The only real limit is the so-called “undue concentration” of stores in a high crime area, but even that can be appealed. If a city or county can demonstrate that having an additional Off-site or On-site venue would serve a “public convenience or necessity”, they may approve that new license.
Compare this to commercial cannabis which has a grand total of 1,300 stores and delivery services and an undetermined number of consumption lounges, perhaps fifteen or twenty.
While the state has not put a limit on the number of cannabis dispensaries, 47% of California counties forbid retail sales, and 76% of California cities prohibit retail sales.
Surely a business applying for a retail cannabis license can invoke the “public
convenience or necessity” clause, because not allowing legal regulated cannabis clearly enables the illegal market to flourish and increases the crime in that jurisdiction.
Just as clearly, medical patients have a necessity for greater convenience in obtaining their medicine and a need for greater access to lab-tested products.
As a result, with California’s population of 38 million people, there is only one
cannabis sales venue per 29,000 residents.
In comparison, when you add up all alcohol license types and number of venues and events there may be over 100,000 sites for obtaining alcohol, meaning one for every 380 residents.
And that is not counting the annual tourist influx, which is over two hundred million, many coming to buy cannabis and its products.
We are only asking for the end of tax-based persecution and the reduction of
punitive regulation by the state, by the counties, and by the cities, to create a level playing field for cannabis, on parity with the alcohol industry for the number of retail stores and other venues, especially consumption lounges.
Give us the same number of off-site and on-site venues for cannabis, reduce and simplify the regulations, eliminate the cultivation tax and reduce the excise tax to 1% or 2% above the standard sales tax and the state will more than double its current tax revenues from cannabis.
This will simultaneously reduce the illicit market, allowing millions of consumers more convenient access to tested products for their necessary medicine and their source of inspiration.
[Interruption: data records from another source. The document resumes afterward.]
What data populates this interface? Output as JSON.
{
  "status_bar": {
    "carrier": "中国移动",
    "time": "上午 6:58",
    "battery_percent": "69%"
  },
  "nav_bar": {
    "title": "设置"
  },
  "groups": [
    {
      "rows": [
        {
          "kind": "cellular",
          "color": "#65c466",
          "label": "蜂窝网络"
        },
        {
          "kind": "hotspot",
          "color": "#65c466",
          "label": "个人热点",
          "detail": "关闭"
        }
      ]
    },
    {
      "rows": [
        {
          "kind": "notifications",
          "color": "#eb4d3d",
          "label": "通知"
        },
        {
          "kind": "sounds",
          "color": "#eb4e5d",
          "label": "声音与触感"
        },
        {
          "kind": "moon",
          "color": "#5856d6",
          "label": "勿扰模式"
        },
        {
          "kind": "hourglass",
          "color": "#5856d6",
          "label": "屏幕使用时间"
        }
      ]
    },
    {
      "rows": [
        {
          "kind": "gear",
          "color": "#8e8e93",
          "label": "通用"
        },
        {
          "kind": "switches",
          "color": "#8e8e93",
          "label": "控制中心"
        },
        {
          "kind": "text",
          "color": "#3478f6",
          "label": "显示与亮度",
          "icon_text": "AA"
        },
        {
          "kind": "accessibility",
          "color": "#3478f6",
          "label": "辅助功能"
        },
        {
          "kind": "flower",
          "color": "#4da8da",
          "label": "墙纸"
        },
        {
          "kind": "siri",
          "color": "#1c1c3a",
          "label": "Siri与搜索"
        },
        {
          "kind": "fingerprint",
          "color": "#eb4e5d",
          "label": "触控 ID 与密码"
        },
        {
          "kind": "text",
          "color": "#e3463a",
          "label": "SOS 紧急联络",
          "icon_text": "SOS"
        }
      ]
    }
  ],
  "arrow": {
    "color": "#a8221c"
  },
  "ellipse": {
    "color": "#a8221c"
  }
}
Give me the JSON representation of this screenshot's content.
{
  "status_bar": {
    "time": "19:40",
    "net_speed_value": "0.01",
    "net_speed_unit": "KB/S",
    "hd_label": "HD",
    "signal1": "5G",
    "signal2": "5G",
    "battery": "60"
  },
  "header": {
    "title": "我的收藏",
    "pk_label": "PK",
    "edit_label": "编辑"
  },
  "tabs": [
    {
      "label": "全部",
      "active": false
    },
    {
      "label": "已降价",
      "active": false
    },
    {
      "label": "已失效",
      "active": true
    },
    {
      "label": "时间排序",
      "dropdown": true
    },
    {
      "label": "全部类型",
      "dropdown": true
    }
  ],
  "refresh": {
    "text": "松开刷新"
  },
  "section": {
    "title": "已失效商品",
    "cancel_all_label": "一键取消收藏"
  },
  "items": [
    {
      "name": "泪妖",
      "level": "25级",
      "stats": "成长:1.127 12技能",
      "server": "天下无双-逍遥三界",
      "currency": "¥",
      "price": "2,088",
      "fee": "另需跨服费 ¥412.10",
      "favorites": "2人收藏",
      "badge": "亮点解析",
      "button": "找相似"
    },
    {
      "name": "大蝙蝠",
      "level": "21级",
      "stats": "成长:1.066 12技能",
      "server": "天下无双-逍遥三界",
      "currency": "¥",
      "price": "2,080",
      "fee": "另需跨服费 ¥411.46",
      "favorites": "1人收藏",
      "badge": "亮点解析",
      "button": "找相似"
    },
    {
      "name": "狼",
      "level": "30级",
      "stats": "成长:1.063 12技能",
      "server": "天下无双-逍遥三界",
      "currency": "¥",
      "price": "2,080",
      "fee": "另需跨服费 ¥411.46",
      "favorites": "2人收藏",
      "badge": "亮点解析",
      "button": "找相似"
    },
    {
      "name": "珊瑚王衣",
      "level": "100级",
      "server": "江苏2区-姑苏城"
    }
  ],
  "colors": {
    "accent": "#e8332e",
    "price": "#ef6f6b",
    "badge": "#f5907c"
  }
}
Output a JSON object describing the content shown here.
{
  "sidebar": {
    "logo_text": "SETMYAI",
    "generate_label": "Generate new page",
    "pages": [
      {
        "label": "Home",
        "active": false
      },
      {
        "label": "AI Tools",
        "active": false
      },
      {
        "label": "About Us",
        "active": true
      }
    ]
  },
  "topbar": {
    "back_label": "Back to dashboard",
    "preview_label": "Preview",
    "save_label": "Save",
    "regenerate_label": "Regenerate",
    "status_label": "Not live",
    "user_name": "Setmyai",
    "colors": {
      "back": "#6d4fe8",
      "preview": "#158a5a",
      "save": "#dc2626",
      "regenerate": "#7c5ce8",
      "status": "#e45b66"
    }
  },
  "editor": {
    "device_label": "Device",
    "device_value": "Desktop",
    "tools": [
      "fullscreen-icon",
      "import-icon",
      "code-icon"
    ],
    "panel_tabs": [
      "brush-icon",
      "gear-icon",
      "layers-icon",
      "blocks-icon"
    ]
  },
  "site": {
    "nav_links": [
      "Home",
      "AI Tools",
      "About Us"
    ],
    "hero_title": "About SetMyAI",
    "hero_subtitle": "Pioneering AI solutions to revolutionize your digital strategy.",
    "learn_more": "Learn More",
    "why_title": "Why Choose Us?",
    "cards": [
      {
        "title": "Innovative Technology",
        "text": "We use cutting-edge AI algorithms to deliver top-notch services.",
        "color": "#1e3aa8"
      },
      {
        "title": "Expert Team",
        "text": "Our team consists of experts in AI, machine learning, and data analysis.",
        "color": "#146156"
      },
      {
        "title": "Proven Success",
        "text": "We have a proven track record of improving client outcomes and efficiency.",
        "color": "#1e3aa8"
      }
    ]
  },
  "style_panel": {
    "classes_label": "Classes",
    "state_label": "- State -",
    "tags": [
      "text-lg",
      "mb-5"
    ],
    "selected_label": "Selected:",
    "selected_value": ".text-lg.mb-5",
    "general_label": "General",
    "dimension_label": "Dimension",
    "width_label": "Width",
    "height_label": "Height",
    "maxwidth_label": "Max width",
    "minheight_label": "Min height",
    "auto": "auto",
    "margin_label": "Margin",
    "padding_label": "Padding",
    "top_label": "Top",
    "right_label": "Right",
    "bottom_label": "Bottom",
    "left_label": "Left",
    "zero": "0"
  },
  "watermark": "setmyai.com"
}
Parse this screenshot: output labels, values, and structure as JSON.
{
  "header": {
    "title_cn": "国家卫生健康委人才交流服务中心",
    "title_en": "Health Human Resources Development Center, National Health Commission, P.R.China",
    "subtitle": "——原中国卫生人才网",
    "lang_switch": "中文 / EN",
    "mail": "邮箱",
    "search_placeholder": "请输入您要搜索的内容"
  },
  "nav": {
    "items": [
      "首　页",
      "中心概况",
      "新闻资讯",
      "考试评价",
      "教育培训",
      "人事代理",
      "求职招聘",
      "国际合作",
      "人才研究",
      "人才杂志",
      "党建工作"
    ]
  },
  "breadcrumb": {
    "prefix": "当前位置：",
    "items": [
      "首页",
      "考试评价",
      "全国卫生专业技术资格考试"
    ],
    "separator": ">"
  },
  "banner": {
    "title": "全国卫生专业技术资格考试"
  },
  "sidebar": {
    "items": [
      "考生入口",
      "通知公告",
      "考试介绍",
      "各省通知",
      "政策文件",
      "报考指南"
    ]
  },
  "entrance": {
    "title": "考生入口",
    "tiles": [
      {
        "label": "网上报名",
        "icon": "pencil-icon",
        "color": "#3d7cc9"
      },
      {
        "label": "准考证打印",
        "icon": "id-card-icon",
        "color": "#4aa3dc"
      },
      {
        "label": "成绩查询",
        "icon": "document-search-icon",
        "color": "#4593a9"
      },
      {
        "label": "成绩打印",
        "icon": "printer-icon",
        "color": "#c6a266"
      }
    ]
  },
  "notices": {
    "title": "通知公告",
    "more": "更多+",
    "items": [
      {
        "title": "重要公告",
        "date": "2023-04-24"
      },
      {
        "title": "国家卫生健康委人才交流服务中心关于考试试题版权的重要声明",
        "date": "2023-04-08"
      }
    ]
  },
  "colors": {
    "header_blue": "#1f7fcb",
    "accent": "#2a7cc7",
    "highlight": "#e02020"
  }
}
This will enable the small-scale craft cannabis producer to actually make a living.
For a list of retailers that carry Swami Select estate cannabis products, CLICK HERE